INPUT DATA
=-=-=
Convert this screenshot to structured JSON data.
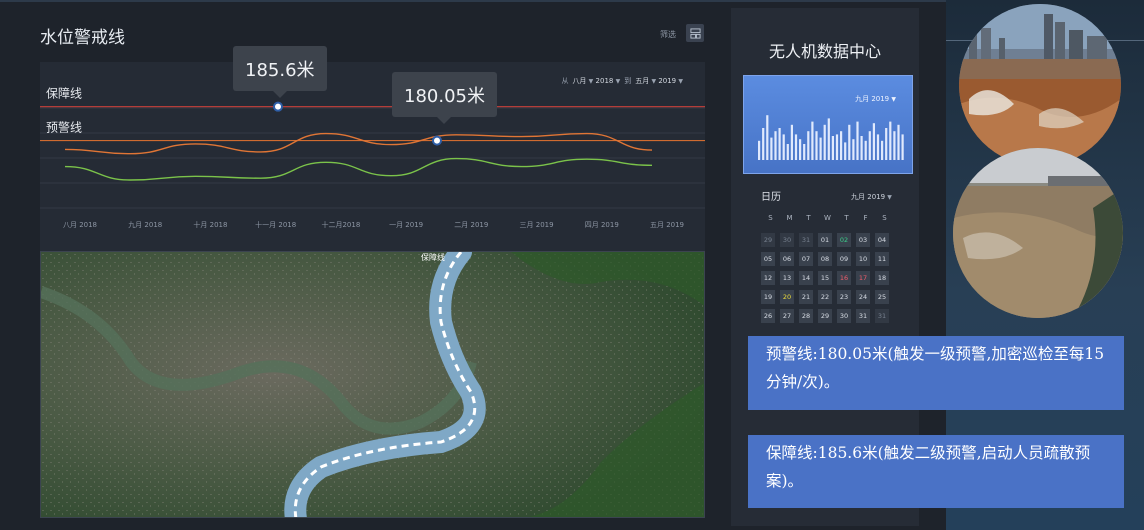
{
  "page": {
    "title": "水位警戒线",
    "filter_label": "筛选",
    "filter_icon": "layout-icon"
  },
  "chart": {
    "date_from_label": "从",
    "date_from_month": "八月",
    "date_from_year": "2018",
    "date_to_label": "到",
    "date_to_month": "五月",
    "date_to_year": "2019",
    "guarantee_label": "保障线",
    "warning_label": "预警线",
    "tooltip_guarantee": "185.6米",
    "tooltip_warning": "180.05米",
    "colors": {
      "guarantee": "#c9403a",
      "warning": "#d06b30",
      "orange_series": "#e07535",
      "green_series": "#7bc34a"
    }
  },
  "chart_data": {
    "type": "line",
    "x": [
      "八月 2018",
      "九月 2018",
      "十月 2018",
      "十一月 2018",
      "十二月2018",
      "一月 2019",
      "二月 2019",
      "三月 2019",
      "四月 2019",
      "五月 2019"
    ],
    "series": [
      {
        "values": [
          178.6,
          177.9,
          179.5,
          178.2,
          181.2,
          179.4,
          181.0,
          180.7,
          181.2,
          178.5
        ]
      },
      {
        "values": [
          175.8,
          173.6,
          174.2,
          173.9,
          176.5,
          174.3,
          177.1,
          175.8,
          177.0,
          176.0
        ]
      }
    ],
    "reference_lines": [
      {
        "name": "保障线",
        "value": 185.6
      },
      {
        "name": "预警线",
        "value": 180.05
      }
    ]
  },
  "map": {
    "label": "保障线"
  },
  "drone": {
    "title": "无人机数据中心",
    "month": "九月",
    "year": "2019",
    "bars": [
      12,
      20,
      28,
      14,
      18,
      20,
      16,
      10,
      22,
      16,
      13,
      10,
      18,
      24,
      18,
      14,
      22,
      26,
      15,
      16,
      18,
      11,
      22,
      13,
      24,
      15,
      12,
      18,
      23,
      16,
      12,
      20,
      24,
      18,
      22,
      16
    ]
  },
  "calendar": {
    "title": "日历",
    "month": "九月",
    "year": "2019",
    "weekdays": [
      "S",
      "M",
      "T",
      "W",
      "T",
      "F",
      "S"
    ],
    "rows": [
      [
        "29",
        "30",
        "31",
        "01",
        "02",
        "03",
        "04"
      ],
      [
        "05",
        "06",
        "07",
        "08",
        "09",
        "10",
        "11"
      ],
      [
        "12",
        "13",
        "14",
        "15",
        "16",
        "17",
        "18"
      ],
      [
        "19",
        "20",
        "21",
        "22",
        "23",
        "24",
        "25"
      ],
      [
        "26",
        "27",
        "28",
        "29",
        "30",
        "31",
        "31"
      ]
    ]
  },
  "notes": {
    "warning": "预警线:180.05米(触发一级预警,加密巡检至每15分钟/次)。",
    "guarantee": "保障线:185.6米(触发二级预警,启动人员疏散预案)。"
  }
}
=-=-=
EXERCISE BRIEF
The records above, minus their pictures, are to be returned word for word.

RESPONSE TO THE TASK
Convert this screenshot to structured JSON data.
{
  "page": {
    "title": "水位警戒线",
    "filter_label": "筛选",
    "filter_icon": "layout-icon"
  },
  "chart": {
    "date_from_label": "从",
    "date_from_month": "八月",
    "date_from_year": "2018",
    "date_to_label": "到",
    "date_to_month": "五月",
    "date_to_year": "2019",
    "guarantee_label": "保障线",
    "warning_label": "预警线",
    "tooltip_guarantee": "185.6米",
    "tooltip_warning": "180.05米",
    "colors": {
      "guarantee": "#c9403a",
      "warning": "#d06b30",
      "orange_series": "#e07535",
      "green_series": "#7bc34a"
    }
  },
  "chart_data": {
    "type": "line",
    "x": [
      "八月 2018",
      "九月 2018",
      "十月 2018",
      "十一月 2018",
      "十二月2018",
      "一月 2019",
      "二月 2019",
      "三月 2019",
      "四月 2019",
      "五月 2019"
    ],
    "series": [
      {
        "values": [
          178.6,
          177.9,
          179.5,
          178.2,
          181.2,
          179.4,
          181.0,
          180.7,
          181.2,
          178.5
        ]
      },
      {
        "values": [
          175.8,
          173.6,
          174.2,
          173.9,
          176.5,
          174.3,
          177.1,
          175.8,
          177.0,
          176.0
        ]
      }
    ],
    "reference_lines": [
      {
        "name": "保障线",
        "value": 185.6
      },
      {
        "name": "预警线",
        "value": 180.05
      }
    ]
  },
  "map": {
    "label": "保障线"
  },
  "drone": {
    "title": "无人机数据中心",
    "month": "九月",
    "year": "2019",
    "bars": [
      12,
      20,
      28,
      14,
      18,
      20,
      16,
      10,
      22,
      16,
      13,
      10,
      18,
      24,
      18,
      14,
      22,
      26,
      15,
      16,
      18,
      11,
      22,
      13,
      24,
      15,
      12,
      18,
      23,
      16,
      12,
      20,
      24,
      18,
      22,
      16
    ]
  },
  "calendar": {
    "title": "日历",
    "month": "九月",
    "year": "2019",
    "weekdays": [
      "S",
      "M",
      "T",
      "W",
      "T",
      "F",
      "S"
    ],
    "rows": [
      [
        "29",
        "30",
        "31",
        "01",
        "02",
        "03",
        "04"
      ],
      [
        "05",
        "06",
        "07",
        "08",
        "09",
        "10",
        "11"
      ],
      [
        "12",
        "13",
        "14",
        "15",
        "16",
        "17",
        "18"
      ],
      [
        "19",
        "20",
        "21",
        "22",
        "23",
        "24",
        "25"
      ],
      [
        "26",
        "27",
        "28",
        "29",
        "30",
        "31",
        "31"
      ]
    ]
  },
  "notes": {
    "warning": "预警线:180.05米(触发一级预警,加密巡检至每15分钟/次)。",
    "guarantee": "保障线:185.6米(触发二级预警,启动人员疏散预案)。"
  }
}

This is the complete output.